    Shepard, R. B. (2005). Quantifying Environmental Impact Assessments Using Fuzzy Logic. New York: Springer. Available at http://www.springer.com/us/book/9780387243986 Shepard, R. B. (2005). Quantifying Environmental Impact Assessments Using Fuzzy Logic. New York: Springer. Available at http://www.springer.com/us/book/9780387243986

    Solo, A. M. G. (2011). The New Fields of Public Policy Engineering, Political Engineering, Computational Public Policy, and Computational Politics. In Proceedings of the 2011 International Conference on e-Learning, e-Business, Enterprise Information Systems, and e-Government (EEE'11) (pp. 431-434). Available at http://worldcomp-proceedings.com/proc/p2011/EEE5211.pdf

    Solo, A. M. G. (2014a). The New Interdisciplinary Fields of Political Engineering and Computational Politics. In A. M. G. Solo (Ed.), Political Campaigning in the Information Age (pp. 226-232). Hershey, Penn.: IGI Global. Available at http://www.igi-global.com/chapter/the-new-interdisciplinary-fields-of-political-engineering-and-computational-politics/109123

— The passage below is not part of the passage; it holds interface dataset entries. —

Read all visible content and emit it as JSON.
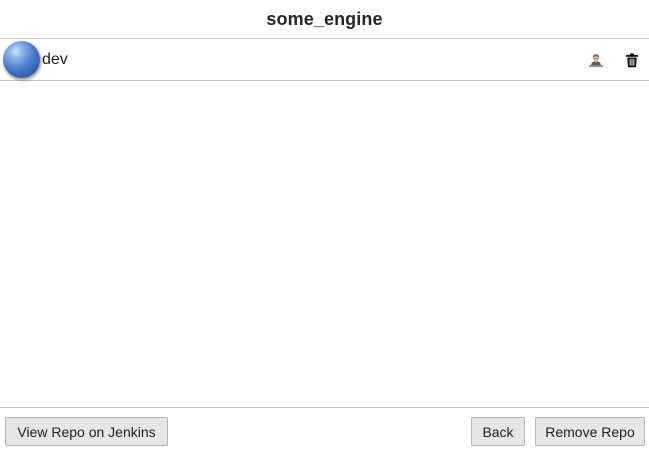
{
  "window": {
    "title": "some_engine"
  },
  "repo_list": {
    "rows": [
      {
        "label": "dev",
        "status_icon": "blue-ball-icon",
        "status_color": "#4d7fcc",
        "actions": [
          {
            "icon": "person-icon"
          },
          {
            "icon": "trash-icon"
          }
        ]
      }
    ]
  },
  "footer": {
    "view_on_jenkins_label": "View Repo on Jenkins",
    "back_label": "Back",
    "remove_repo_label": "Remove Repo"
  }
}
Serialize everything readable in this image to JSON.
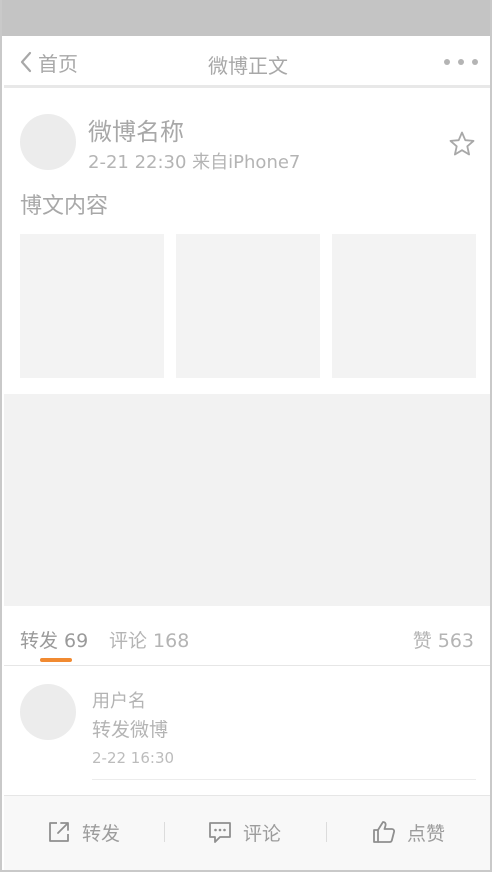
{
  "nav": {
    "back_label": "首页",
    "title": "微博正文",
    "back_icon": "chevron-left-icon",
    "more_icon": "more-dots-icon"
  },
  "post": {
    "author": "微博名称",
    "meta": "2-21 22:30 来自iPhone7",
    "content": "博文内容",
    "image_count": 3,
    "favorite_icon": "star-icon"
  },
  "tabs": {
    "repost": "转发 69",
    "comments": "评论 168",
    "likes": "赞 563"
  },
  "comment": {
    "username": "用户名",
    "text": "转发微博",
    "time": "2-22 16:30"
  },
  "actions": {
    "repost": "转发",
    "comment": "评论",
    "like": "点赞"
  },
  "colors": {
    "accent": "#f18a31",
    "text_gray": "#a8a8a8",
    "placeholder": "#f3f3f3",
    "statusbar": "#c4c4c4"
  }
}
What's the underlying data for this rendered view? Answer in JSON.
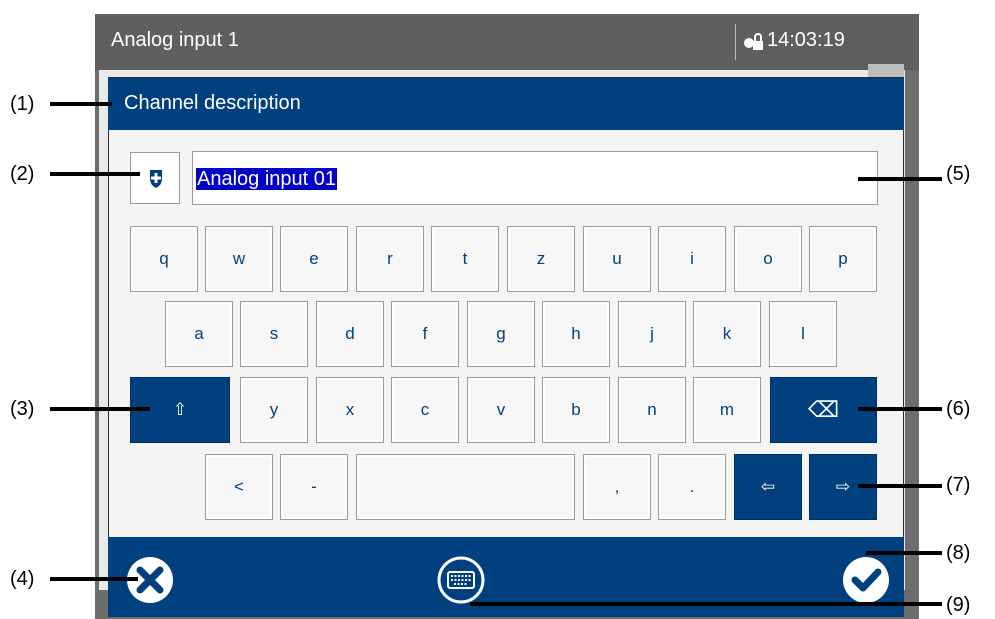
{
  "window": {
    "title": "Analog input 1",
    "time": "14:03:19"
  },
  "dialog": {
    "title": "Channel description",
    "input_value": "Analog input 01"
  },
  "keyboard": {
    "row1": [
      "q",
      "w",
      "e",
      "r",
      "t",
      "z",
      "u",
      "i",
      "o",
      "p"
    ],
    "row2": [
      "a",
      "s",
      "d",
      "f",
      "g",
      "h",
      "j",
      "k",
      "l"
    ],
    "row3": [
      "y",
      "x",
      "c",
      "v",
      "b",
      "n",
      "m"
    ],
    "row4": [
      "<",
      "-",
      "",
      ",",
      "."
    ],
    "shift_glyph": "⇧",
    "backspace_glyph": "⌫",
    "left_glyph": "⇦",
    "right_glyph": "⇨"
  },
  "callouts": [
    "(1)",
    "(2)",
    "(3)",
    "(4)",
    "(5)",
    "(6)",
    "(7)",
    "(8)",
    "(9)"
  ],
  "colors": {
    "accent": "#00407f",
    "selection": "#0000c8"
  }
}
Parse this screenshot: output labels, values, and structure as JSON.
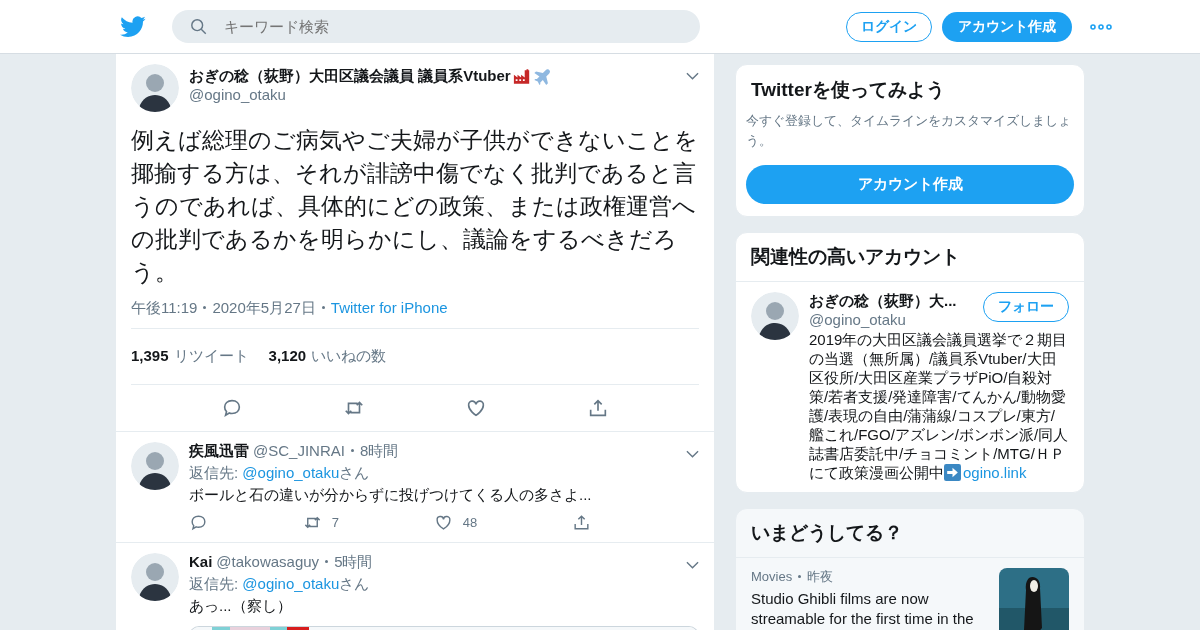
{
  "header": {
    "search": {
      "placeholder": "キーワード検索"
    },
    "login": "ログイン",
    "signup": "アカウント作成"
  },
  "tweet": {
    "name": "おぎの稔（荻野）大田区議会議員 議員系Vtuber",
    "handle": "@ogino_otaku",
    "text": "例えば総理のご病気やご夫婦が子供ができないことを揶揄する方は、それが誹謗中傷でなく批判であると言うのであれば、具体的にどの政策、または政権運営への批判であるかを明らかにし、議論をするべきだろう。",
    "time": "午後11:19",
    "date": "2020年5月27日",
    "source": "Twitter for iPhone",
    "stats": [
      {
        "count": "1,395",
        "label": "リツイート"
      },
      {
        "count": "3,120",
        "label": "いいねの数"
      }
    ]
  },
  "replies": [
    {
      "name": "疾風迅雷",
      "handle": "@SC_JINRAI",
      "time": "8時間",
      "reply_prefix": "返信先:",
      "reply_to": "@ogino_otaku",
      "reply_suffix": "さん",
      "text": "ボールと石の違いが分からずに投げつけてくる人の多さよ...",
      "retweets": "7",
      "likes": "48",
      "media": false
    },
    {
      "name": "Kai",
      "handle": "@takowasaguy",
      "time": "5時間",
      "reply_prefix": "返信先:",
      "reply_to": "@ogino_otaku",
      "reply_suffix": "さん",
      "text": "あっ...（察し）",
      "media": true
    }
  ],
  "signup_card": {
    "title": "Twitterを使ってみよう",
    "text": "今すぐ登録して、タイムラインをカスタマイズしましょう。",
    "button": "アカウント作成"
  },
  "related": {
    "title": "関連性の高いアカウント",
    "accounts": [
      {
        "name": "おぎの稔（荻野）大...",
        "handle": "@ogino_otaku",
        "follow": "フォロー",
        "bio": "2019年の大田区議会議員選挙で２期目の当選（無所属）/議員系Vtuber/大田区役所/大田区産業プラザPiO/自殺対策/若者支援/発達障害/てんかん/動物愛護/表現の自由/蒲蒲線/コスプレ/東方/艦これ/FGO/アズレン/ボンボン派/同人誌書店委託中/チョコミント/MTG/ＨＰにて政策漫画公開中",
        "link": "ogino.link"
      }
    ]
  },
  "trends": {
    "title": "いまどうしてる？",
    "items": [
      {
        "category": "Movies",
        "time": "昨夜",
        "text": "Studio Ghibli films are now streamable for the first time in the",
        "kind": "picture"
      }
    ]
  }
}
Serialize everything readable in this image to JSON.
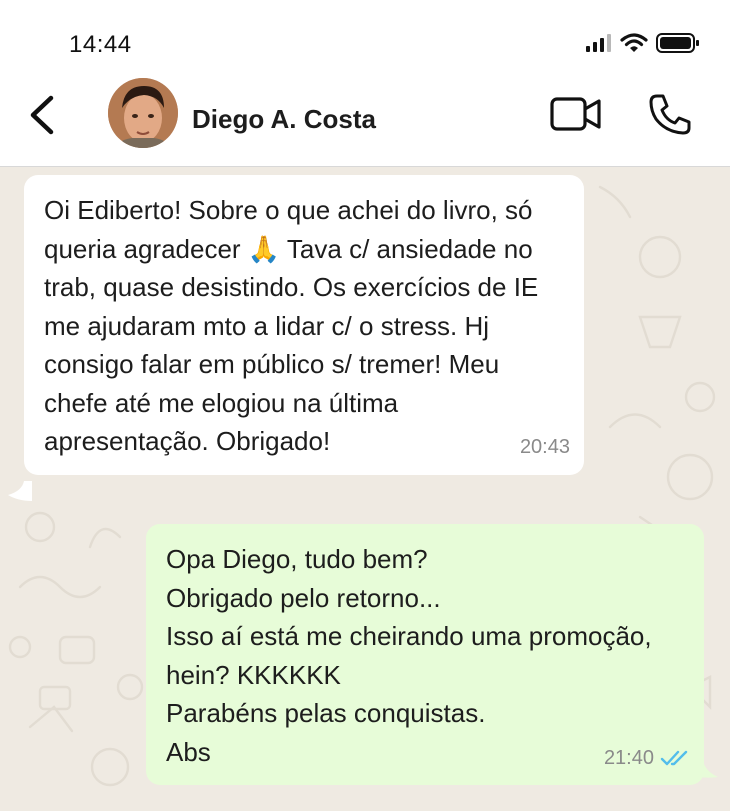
{
  "status_bar": {
    "time": "14:44",
    "icons": [
      "signal-icon",
      "wifi-icon",
      "battery-icon"
    ]
  },
  "header": {
    "contact_name": "Diego A. Costa",
    "icons": [
      "back-arrow-icon",
      "video-call-icon",
      "phone-icon"
    ]
  },
  "messages": [
    {
      "direction": "incoming",
      "text": "Oi Ediberto! Sobre o que achei do livro, só queria agradecer 🙏 Tava c/ ansiedade no trab, quase desistindo. Os exercícios de IE me ajudaram mto a lidar c/ o stress. Hj consigo falar em público s/ tremer! Meu chefe até me elogiou na última apresentação. Obrigado!",
      "time": "20:43"
    },
    {
      "direction": "outgoing",
      "text": "Opa Diego, tudo bem?\nObrigado pelo retorno...\nIsso aí está me cheirando uma promoção, hein? KKKKKK\nParabéns pelas conquistas.\nAbs",
      "time": "21:40",
      "read_receipt": "double-check-icon"
    }
  ],
  "colors": {
    "chat_background": "#efeae2",
    "incoming_bubble": "#ffffff",
    "outgoing_bubble": "#e7fcd8",
    "read_receipt": "#53bdeb"
  }
}
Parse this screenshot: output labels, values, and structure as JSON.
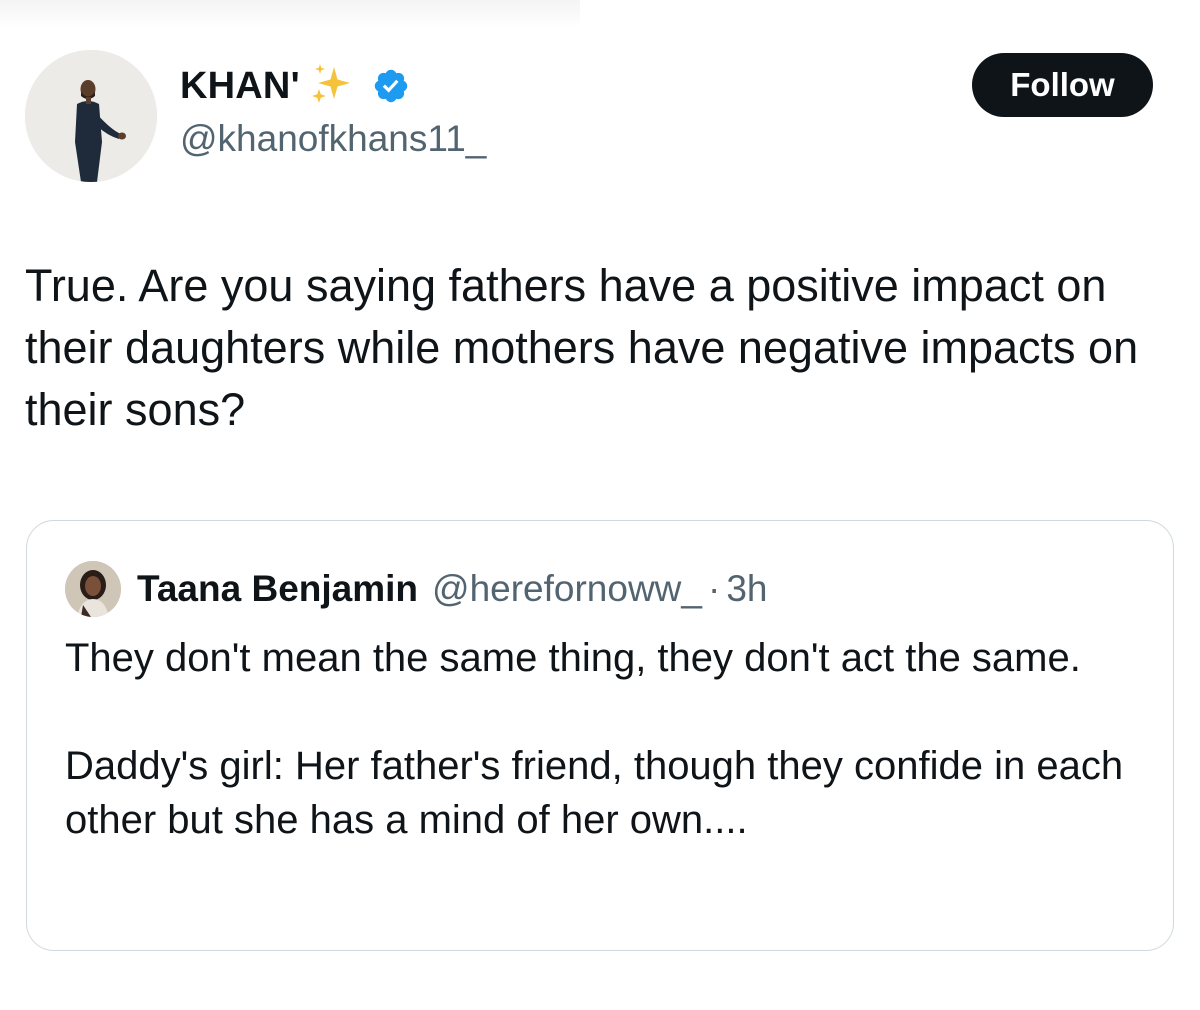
{
  "author": {
    "display_name": "KHAN'",
    "handle": "@khanofkhans11_",
    "avatar_icon": "avatar-photo-man-standing",
    "badge_icon": "verified-badge",
    "badge_color": "#1d9bf0"
  },
  "follow_label": "Follow",
  "tweet_text": "True. Are you saying fathers have a positive impact on their daughters while mothers have negative impacts on their sons?",
  "quote": {
    "display_name": "Taana Benjamin",
    "handle": "@herefornoww_",
    "separator": "·",
    "time": "3h",
    "text": "They don't mean the same thing, they don't act the same.\n\nDaddy's girl: Her father's friend, though they confide in each other but she has a mind of her own...."
  },
  "colors": {
    "text": "#0f1419",
    "secondary": "#536471",
    "border": "#cfd9de",
    "sparkle": "#f5c33b"
  }
}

    Solo, A. M. G. (2014b). The New Interdisciplinary Fields of Public Policy Engineering and Computational Public Policy. In A. M. G. Solo (Ed.), Political Campaigning in the Information Age (pp. 233-238). Hershey, Penn.: IGI Global. Available at http://www.igi-global.com/chapter/the-new-interdisciplinary-fields-of-public-policy-engineering-and-computational-public-policy/109124